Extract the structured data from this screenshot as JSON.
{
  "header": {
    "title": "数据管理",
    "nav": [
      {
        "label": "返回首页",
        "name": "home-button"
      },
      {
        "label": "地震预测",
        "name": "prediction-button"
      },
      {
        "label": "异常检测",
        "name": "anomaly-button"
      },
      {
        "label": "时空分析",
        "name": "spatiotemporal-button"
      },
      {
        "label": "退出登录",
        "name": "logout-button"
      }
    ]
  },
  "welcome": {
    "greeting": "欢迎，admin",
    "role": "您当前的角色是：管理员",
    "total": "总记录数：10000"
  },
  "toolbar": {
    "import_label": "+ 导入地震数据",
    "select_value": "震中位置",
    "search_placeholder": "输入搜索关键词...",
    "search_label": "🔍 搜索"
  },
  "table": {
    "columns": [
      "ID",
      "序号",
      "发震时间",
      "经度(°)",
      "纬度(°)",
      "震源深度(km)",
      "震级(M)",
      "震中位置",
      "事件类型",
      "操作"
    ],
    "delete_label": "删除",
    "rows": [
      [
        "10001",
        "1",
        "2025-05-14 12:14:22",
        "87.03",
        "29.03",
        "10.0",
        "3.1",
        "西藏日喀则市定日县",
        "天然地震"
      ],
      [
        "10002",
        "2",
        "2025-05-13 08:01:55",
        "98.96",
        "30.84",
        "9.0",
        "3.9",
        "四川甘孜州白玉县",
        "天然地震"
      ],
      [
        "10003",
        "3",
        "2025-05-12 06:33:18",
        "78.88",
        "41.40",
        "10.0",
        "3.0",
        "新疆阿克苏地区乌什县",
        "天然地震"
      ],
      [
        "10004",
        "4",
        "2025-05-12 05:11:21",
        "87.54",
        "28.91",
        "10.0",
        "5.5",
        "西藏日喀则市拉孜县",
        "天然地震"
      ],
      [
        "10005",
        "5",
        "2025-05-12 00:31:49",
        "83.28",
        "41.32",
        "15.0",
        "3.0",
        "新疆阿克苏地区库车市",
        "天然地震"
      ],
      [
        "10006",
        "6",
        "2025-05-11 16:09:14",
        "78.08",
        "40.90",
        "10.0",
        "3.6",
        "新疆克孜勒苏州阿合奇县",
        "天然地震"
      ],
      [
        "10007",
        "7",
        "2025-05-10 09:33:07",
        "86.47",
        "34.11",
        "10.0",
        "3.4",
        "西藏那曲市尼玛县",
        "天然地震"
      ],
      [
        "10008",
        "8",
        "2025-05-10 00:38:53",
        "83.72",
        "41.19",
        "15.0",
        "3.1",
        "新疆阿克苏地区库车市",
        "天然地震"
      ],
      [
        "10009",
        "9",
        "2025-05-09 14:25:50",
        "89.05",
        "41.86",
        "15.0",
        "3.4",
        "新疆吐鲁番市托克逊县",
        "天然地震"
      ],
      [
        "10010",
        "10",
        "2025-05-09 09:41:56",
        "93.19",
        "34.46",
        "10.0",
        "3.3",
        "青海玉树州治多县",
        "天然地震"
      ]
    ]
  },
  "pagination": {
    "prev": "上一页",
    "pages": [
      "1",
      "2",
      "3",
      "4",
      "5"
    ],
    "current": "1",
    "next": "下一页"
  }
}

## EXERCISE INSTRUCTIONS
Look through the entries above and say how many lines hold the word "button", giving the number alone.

## EXPECTED ANSWER
5